**What the task asks:** Sort through the data and copy the lines holding the word "icon".

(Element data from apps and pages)
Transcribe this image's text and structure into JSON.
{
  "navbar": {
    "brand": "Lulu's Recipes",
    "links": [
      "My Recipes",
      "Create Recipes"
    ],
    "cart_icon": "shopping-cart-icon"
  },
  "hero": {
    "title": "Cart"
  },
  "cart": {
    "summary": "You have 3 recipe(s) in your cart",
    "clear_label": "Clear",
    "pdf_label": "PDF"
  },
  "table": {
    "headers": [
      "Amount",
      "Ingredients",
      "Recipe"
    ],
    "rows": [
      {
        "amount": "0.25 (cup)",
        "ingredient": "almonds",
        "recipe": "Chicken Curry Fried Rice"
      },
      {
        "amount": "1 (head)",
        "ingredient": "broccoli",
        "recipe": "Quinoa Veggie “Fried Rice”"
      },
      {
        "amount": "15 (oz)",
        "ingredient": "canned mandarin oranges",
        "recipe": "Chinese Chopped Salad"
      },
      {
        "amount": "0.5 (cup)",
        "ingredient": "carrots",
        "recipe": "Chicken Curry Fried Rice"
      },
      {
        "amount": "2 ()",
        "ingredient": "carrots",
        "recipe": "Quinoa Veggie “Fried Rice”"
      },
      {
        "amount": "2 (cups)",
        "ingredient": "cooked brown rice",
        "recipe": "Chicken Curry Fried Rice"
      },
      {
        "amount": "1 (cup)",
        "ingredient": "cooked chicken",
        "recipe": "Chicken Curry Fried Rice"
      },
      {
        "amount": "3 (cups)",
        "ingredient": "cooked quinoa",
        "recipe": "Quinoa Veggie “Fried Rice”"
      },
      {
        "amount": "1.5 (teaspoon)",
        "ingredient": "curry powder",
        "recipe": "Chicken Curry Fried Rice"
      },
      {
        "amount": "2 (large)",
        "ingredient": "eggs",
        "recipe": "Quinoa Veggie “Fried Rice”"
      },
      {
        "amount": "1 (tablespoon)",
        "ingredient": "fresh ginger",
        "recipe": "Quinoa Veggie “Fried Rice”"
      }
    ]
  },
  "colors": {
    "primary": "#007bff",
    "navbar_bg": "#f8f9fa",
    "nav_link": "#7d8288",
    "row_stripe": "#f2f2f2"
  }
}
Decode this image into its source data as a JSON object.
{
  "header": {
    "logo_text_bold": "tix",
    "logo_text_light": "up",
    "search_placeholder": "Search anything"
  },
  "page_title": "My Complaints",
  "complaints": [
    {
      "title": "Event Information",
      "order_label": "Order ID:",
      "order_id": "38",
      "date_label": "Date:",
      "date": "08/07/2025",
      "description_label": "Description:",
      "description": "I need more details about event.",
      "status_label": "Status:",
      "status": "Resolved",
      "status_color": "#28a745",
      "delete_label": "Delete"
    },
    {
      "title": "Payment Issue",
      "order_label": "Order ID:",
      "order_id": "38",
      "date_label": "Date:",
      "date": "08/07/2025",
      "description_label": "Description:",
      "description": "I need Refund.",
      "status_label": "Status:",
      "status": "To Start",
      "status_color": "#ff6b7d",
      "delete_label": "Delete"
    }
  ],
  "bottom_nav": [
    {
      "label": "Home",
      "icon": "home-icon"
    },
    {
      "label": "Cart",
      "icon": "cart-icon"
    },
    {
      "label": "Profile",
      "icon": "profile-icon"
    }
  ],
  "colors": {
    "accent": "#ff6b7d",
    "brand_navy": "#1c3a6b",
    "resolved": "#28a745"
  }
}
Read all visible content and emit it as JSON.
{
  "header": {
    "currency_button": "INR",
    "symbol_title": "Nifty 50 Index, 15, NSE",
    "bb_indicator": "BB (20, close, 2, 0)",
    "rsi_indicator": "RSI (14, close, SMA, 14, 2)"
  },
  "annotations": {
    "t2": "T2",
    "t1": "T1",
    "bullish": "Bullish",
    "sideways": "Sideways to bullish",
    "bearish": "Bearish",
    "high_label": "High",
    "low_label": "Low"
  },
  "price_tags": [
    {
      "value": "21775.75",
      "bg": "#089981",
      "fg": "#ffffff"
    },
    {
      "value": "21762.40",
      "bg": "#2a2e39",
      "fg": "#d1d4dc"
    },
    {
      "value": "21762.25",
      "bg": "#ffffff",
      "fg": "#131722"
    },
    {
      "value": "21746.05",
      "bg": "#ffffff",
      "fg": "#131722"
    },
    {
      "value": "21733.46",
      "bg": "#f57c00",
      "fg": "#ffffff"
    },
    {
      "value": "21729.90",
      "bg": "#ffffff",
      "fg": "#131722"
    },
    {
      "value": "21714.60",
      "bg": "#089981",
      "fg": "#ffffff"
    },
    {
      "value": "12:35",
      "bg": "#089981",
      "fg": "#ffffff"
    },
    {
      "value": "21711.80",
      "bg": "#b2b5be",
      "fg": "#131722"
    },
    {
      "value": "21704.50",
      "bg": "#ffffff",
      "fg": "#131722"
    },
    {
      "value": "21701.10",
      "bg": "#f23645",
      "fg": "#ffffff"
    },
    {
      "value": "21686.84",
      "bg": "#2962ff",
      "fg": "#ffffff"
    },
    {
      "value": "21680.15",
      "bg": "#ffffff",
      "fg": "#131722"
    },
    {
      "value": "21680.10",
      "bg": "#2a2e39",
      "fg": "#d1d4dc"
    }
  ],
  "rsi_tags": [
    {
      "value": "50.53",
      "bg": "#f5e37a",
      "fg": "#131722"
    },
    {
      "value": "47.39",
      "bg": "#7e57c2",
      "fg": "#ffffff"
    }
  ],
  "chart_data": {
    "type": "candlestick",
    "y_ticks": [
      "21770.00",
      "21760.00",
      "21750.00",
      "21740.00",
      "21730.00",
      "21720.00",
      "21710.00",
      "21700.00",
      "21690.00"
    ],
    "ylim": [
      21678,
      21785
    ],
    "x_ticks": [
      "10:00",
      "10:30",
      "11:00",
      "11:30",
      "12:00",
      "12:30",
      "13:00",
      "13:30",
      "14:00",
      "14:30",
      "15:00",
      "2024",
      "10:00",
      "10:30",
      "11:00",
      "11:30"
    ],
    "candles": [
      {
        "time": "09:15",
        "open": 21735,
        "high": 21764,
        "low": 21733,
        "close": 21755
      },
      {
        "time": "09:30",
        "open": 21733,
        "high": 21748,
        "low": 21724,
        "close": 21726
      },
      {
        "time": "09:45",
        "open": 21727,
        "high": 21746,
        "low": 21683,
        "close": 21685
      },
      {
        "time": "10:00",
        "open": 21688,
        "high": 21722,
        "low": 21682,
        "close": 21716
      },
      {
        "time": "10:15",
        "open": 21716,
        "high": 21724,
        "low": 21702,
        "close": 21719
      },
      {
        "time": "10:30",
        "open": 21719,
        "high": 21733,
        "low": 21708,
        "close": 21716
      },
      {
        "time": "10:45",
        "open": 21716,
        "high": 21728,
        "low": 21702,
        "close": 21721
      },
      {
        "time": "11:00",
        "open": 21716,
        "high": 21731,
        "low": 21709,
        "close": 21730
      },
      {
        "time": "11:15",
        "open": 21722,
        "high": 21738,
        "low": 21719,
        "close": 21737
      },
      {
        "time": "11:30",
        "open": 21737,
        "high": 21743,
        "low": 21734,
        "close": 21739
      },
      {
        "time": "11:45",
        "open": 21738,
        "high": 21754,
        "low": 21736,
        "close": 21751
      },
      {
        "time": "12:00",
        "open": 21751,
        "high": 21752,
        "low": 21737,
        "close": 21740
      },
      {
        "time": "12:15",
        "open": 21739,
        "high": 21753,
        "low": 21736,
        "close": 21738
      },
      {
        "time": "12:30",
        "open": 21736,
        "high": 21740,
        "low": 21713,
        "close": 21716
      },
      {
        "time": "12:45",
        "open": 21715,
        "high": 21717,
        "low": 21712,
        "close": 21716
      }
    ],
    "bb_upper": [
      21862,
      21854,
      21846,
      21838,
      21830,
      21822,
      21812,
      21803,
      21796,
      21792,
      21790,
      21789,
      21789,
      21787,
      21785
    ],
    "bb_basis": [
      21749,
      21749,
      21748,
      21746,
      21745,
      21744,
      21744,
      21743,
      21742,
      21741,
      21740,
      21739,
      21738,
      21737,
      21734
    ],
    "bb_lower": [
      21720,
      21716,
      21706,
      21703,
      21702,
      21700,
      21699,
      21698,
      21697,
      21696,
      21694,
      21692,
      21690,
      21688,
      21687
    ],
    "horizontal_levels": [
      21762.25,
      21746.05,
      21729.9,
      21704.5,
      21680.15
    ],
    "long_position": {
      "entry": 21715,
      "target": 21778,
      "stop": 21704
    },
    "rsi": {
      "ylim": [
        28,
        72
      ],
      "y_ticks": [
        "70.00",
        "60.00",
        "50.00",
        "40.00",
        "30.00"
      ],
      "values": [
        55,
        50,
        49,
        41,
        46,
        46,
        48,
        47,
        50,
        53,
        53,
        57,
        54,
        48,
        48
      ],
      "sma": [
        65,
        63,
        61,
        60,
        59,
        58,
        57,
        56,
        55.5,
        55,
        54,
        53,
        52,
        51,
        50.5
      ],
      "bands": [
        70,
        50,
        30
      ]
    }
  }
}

**Exercise response:**
    "cart_icon": "shopping-cart-icon"
      "icon": "home-icon"
      "icon": "cart-icon"
      "icon": "profile-icon"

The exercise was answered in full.